Data records for software interfaces

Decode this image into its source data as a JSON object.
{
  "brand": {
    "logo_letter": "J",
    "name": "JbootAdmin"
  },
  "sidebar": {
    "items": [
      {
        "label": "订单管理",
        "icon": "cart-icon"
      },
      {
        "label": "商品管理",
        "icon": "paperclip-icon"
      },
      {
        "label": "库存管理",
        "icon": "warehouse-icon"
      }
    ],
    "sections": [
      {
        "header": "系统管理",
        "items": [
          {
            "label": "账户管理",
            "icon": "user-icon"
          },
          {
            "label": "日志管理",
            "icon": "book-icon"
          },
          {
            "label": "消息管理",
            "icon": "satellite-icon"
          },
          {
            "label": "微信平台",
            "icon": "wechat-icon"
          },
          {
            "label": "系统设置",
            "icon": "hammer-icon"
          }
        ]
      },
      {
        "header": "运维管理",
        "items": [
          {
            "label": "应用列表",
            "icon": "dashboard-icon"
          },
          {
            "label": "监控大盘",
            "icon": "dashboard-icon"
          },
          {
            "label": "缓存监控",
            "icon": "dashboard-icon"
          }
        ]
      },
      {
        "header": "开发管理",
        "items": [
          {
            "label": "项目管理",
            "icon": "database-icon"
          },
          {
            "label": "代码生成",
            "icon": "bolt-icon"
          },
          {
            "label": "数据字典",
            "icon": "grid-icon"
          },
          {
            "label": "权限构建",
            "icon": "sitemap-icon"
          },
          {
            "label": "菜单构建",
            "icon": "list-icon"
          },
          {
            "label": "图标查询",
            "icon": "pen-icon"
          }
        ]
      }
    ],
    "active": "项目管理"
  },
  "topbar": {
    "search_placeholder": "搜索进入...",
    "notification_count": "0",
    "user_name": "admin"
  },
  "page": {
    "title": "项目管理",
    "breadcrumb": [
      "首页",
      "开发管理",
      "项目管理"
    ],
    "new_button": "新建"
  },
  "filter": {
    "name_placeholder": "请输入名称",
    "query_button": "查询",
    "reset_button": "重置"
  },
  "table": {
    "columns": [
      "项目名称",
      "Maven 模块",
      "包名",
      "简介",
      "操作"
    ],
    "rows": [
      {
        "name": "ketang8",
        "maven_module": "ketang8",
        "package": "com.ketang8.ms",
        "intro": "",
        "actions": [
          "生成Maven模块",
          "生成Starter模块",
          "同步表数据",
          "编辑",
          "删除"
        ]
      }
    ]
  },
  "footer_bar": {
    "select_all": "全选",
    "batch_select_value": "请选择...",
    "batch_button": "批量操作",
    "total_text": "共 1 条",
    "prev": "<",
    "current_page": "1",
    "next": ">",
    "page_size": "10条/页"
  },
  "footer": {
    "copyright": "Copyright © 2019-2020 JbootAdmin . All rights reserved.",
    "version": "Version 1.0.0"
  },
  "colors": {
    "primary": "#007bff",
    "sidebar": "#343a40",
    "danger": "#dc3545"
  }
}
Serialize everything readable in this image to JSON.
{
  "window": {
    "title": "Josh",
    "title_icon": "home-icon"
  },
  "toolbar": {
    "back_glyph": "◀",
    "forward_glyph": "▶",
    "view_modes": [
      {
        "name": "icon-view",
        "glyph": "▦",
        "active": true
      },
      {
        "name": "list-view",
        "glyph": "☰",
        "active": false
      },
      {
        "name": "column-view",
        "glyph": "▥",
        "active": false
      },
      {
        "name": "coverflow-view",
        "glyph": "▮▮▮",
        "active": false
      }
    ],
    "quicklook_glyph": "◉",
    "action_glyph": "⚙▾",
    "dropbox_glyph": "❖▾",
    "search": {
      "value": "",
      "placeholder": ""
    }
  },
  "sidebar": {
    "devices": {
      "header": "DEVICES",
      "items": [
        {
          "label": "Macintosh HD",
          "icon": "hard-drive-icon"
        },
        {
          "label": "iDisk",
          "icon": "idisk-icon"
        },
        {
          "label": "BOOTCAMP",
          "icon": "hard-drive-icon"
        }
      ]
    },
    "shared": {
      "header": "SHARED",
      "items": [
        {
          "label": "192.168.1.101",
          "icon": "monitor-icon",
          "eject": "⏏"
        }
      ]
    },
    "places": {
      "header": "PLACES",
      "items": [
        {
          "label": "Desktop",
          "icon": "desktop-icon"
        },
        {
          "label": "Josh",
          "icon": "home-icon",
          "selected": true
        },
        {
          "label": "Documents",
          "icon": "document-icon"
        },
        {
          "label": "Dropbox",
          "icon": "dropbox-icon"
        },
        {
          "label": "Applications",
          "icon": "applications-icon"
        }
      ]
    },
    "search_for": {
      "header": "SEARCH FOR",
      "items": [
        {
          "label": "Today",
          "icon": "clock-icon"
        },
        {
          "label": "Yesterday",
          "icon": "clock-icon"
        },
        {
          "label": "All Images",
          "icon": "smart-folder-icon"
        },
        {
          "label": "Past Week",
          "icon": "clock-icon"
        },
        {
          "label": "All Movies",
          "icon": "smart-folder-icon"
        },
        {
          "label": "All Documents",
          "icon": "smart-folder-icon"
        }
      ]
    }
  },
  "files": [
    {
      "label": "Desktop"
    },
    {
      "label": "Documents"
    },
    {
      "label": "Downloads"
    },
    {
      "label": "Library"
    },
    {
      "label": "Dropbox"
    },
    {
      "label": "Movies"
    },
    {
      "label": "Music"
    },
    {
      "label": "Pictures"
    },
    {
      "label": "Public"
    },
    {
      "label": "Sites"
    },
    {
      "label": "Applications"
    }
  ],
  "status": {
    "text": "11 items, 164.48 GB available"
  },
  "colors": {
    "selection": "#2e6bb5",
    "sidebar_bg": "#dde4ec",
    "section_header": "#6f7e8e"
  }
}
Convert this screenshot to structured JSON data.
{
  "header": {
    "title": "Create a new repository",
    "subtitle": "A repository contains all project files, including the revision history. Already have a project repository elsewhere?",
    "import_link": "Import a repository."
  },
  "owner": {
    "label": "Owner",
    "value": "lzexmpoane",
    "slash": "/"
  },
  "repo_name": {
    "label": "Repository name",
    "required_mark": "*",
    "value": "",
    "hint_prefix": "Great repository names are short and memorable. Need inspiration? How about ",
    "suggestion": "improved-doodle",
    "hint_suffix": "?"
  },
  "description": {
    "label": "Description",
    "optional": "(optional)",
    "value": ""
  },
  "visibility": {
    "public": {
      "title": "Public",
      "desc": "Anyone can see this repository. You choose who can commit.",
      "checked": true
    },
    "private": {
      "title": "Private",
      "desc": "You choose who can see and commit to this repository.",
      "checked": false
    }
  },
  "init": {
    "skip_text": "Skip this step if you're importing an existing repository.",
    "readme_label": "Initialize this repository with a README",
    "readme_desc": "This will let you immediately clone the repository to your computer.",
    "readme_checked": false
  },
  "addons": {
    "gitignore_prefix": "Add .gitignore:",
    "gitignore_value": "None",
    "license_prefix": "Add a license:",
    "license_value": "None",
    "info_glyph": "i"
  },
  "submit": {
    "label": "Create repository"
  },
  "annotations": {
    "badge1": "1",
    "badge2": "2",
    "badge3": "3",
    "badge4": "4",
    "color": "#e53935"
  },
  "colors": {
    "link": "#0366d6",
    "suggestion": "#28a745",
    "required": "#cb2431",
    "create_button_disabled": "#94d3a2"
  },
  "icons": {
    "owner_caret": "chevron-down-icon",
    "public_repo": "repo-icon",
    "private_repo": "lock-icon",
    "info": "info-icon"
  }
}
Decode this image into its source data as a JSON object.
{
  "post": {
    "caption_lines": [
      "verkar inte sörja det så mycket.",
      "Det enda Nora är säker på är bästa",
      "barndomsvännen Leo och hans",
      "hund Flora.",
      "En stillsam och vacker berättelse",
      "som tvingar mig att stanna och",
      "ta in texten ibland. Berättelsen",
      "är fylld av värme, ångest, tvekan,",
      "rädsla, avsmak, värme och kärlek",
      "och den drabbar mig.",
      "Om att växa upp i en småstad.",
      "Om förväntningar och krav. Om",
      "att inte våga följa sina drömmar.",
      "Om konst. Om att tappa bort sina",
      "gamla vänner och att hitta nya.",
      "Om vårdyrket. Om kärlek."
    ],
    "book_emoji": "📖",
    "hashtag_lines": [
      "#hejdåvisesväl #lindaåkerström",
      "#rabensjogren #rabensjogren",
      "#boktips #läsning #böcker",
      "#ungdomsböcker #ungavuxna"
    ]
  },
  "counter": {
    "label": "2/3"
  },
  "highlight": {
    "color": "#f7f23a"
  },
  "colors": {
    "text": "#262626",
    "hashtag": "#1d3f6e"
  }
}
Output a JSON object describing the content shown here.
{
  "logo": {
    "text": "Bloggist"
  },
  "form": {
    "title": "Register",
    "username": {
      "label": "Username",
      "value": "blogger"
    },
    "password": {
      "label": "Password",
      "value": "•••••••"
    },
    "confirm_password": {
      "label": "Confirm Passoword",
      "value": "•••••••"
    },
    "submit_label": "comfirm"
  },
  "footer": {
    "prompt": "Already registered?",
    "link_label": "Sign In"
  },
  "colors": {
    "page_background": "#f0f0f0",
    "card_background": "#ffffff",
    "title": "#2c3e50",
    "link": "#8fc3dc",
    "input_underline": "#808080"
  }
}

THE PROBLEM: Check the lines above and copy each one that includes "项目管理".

SOLUTION FOR THIS TASK:
            "label": "项目管理",
    "active": "项目管理"
    "title": "项目管理",
      "项目管理"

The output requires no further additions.